He has already composed music for two award winning films. In a brief chat with RBN, Chirantan Banerjee talks about his upcoming film Kuasha Jakhon, the things he had to keep in mind while composing its music, and his future projects.
How did the film come your way?
Joydeepda (Joydeep Majumdar), popularly known as Bajuda in the industry, had knowledge of my previous works in films. He introduced me to Abhishek and Meenakshii, the directors of Kuasha Jakhon. They first considered me only for the background score. But I ended up doing the entire music for the film including the four songs.
Kuasha Jakhon is a paranormal romance. What are the things you kept in mind while composing the background music?
I believe that the background music of a film should have a language of its own. It not only underlines the sequence of events happening in the film, but also illustrates the story in its own way. I did likewise for two award winning films Smug and Watchmaker. Both were directed by Anindya Pulak Banerjee. Since Kuasha Jakhon is a paranormal romance, I tried to retain the element of thrill while composing the background score. I have tried to compose the music in such a way that people would be at the edge of their seats in most of the sequences. The subtle sense of thrill and horror is the high point of the film’s music.
Each film, of course, is unique in its own way. How is Kuasha Jakhon different from the music that you have done so far?
Kuasha Jakhon is my fifth film as a composer. I composed the entire music in all my earlier films and was confident of diving into this new soundscape of a paranormal romance. I love to make music that is soulful, heart touching and contemporary. For Kuasha Jakhon, I had an entire period in my hands to play with. The film’s timeline is from the 1960s to the present day, so I was able to play with a number of sound spectrums in not only the songs, but also the background music. All the songs depict different periods and so does their arrangement.
In most period films, be it in Mumbai or Bengal, we find that the music often doesn’t conform to the period shown in the film. The instrumentation sounds more contemporary than the period in which the film is set. As a composer how did you tackle this issue in Kuasha Jakhon?
Well, I believe art is all about content and form. You can’t serve pizzas or pastas in banana leaves. The content and form of the music should match each other and so does the arrangement of a song in a period film. I have used several traditional and organic instruments like the oud, shanjh, dotara, harmonium, sitar, flute, ukulele, and others.

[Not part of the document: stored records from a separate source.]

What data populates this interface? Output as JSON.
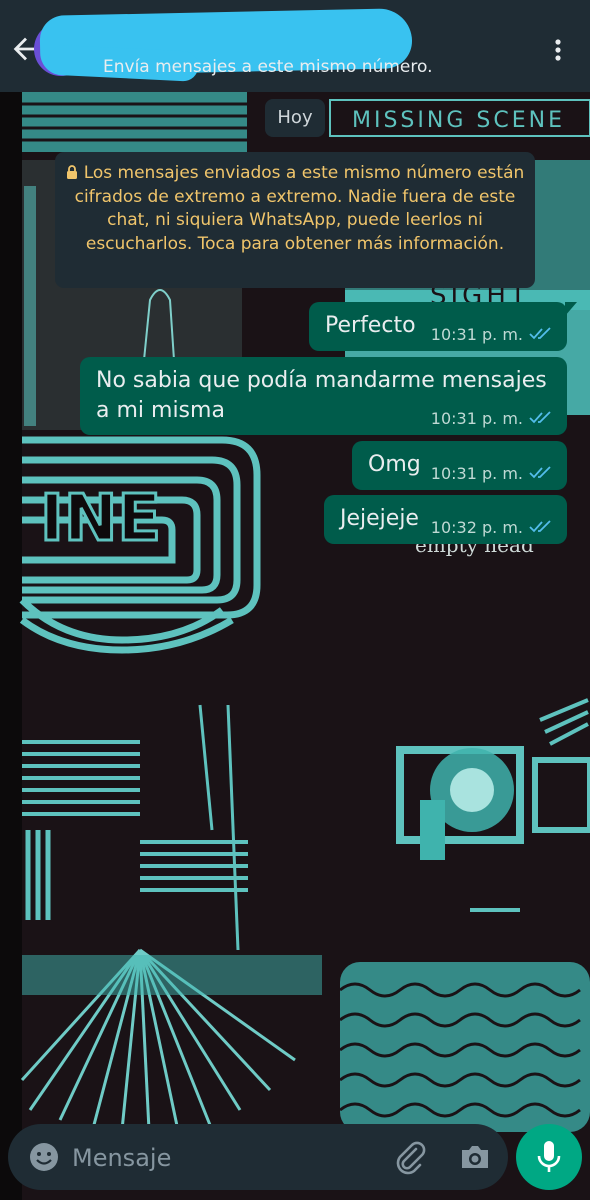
{
  "header": {
    "subtitle": "Envía mensajes a este mismo número."
  },
  "chat": {
    "date_chip": "Hoy",
    "notice": "Los mensajes enviados a este mismo número están cifrados de extremo a extremo. Nadie fuera de este chat, ni siquiera WhatsApp, puede leerlos ni escucharlos. Toca para obtener más información.",
    "messages": [
      {
        "text": "Perfecto",
        "time": "10:31 p. m."
      },
      {
        "text_line1": "No sabia que podía mandarme mensajes",
        "text_line2": "a mi misma",
        "time": "10:31 p. m."
      },
      {
        "text": "Omg",
        "time": "10:31 p. m."
      },
      {
        "text": "Jejejeje",
        "time": "10:32 p. m."
      }
    ],
    "wallpaper_text": {
      "missing": "MISSING SCENE",
      "sight": "SIGHT",
      "ine": "INE",
      "empty": "empty head"
    }
  },
  "composer": {
    "placeholder": "Mensaje"
  },
  "icons": {
    "back": "back-arrow-icon",
    "more": "more-vert-icon",
    "lock": "lock-icon",
    "ticks": "double-check-icon",
    "emoji": "emoji-icon",
    "attach": "paperclip-icon",
    "camera": "camera-icon",
    "mic": "microphone-icon"
  },
  "colors": {
    "header": "#1f2c34",
    "bubble_out": "#005c4b",
    "notice_text": "#f0c56b",
    "read_ticks": "#53bdeb",
    "accent": "#00a884",
    "wallpaper_teal": "#3fb3ad"
  }
}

This has forged the period-feel in the music for Kuasha Jakhon. I have also used various ragas to depict different moods in the film that are relevant to that period.
You have been an actor as well. How do you manage the roles as a composer, playback singer, and an actor?
I have acted both in films and television. But the hours of work were hectic and it became increasingly difficult for me to continue with my music, live shows and recordings. I have taken a temporary break from acting, and right now, fully concentrating on music.
Basic songs and private albums are passé. It’s film music everywhere. Now, all artistes won’t get a chance to work in films. How then will they survive in competition? Neighbourhood musical soirees that were popular even at the turn of the century, don’t happen much these days
Very true. The music scene has changed a lot over the last decade. It’s all about film music these days. But I believe that everything comes with an expiry date and things are subject to change after a period of time. Independent music should be given more preference by artistes as well as the audience. Love for music, not the packaging, should precede everything. Artistes who love their trade have a big quality called perseverance. We have to see this time through. I’m sure independent music will see better times. It’s just a part of the cycle.
You have performed in many stage shows. What are the songs that are mostly demanded by the audience?
I started my career from a popular reality show and since then stage shows have become a part of my life. I have performed at home and abroad. I keep the genre of music open for all my shows and that includes Sufi, semi-classical, ghazals, folk songs, retro film music, rock, blues, and contemporary music.
Your upcoming projects?
I am composing the music for three Bengali films, namely Network, Dwikhondito and an yet untitled project. I am also opening a high-tech sound studio and my own production house along with my partner Tridibesh Choudhury. Both these ventures will be launched before the Pujas.